Tolerance, while proving necessary in today's varied world, can be grudgingly given and resentfully received. Toleration may be necessary, but it has little appeal, and certainly cannot serve as either a central or unifying doctrine in a thriving moral or political philosophy. A deeper understanding of what tolerance requires leads us to see that it demands more. Once we inculcate the attitude of tolerance in ourselves and our politics, tolerance can occupy the difficult and contested. It does not make sense, for instance, if we already fully accept a practice; nor does it make sense if what we are asked to tolerate is "intolerable:" we appeal to those inclined to be intolerant to soften their judgement, to grant that what they disapprove can, and should be, permitted. What needs to be done is to show how tolerance is rooted in an appealing moral and political theory. Only then will toleration move beyond either simple expediency or grudging forbearance.
The concept of tolerance is central to a range of pressing issues in value theory and cultural studies.
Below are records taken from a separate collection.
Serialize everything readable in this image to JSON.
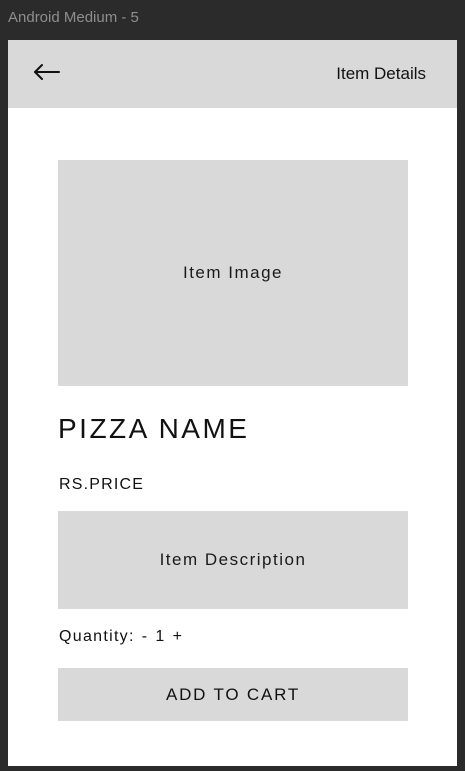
{
  "frame": {
    "label": "Android Medium - 5"
  },
  "header": {
    "back_icon": "arrow-left-icon",
    "title": "Item Details"
  },
  "item": {
    "image_placeholder": "Item Image",
    "name": "PIZZA NAME",
    "price": "RS.PRICE",
    "description_placeholder": "Item Description"
  },
  "quantity": {
    "label": "Quantity:",
    "decrement": "-",
    "value": "1",
    "increment": "+"
  },
  "actions": {
    "add_to_cart": "ADD TO CART"
  },
  "colors": {
    "outer_background": "#2b2b2b",
    "screen_background": "#ffffff",
    "placeholder_gray": "#d9d9d9",
    "text": "#111111",
    "frame_label": "#8e8e8e"
  }
}
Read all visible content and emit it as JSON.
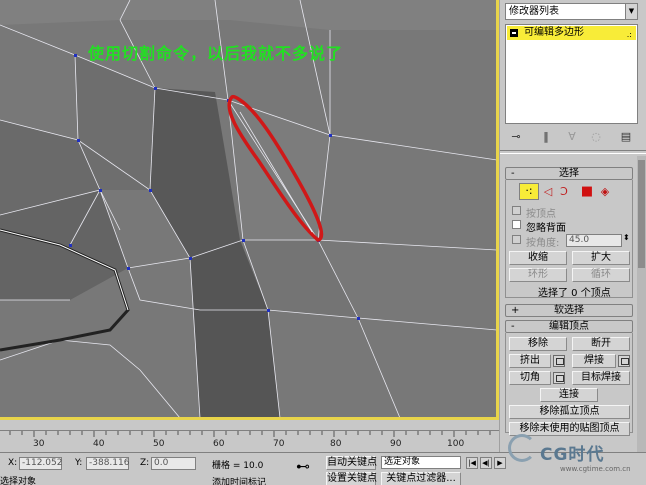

When setting out his distinctive and original liberal treatment of it, Oberdiek articulates philosophical challenges with which anyone in the human studies will need to grapple. Any subsequent study of the concept of tolerance will have to come to terms with Oberdiek's careful and insightful analysis. This is required reading for both professionals and students.--Michael Krausz, Bryn Mawr College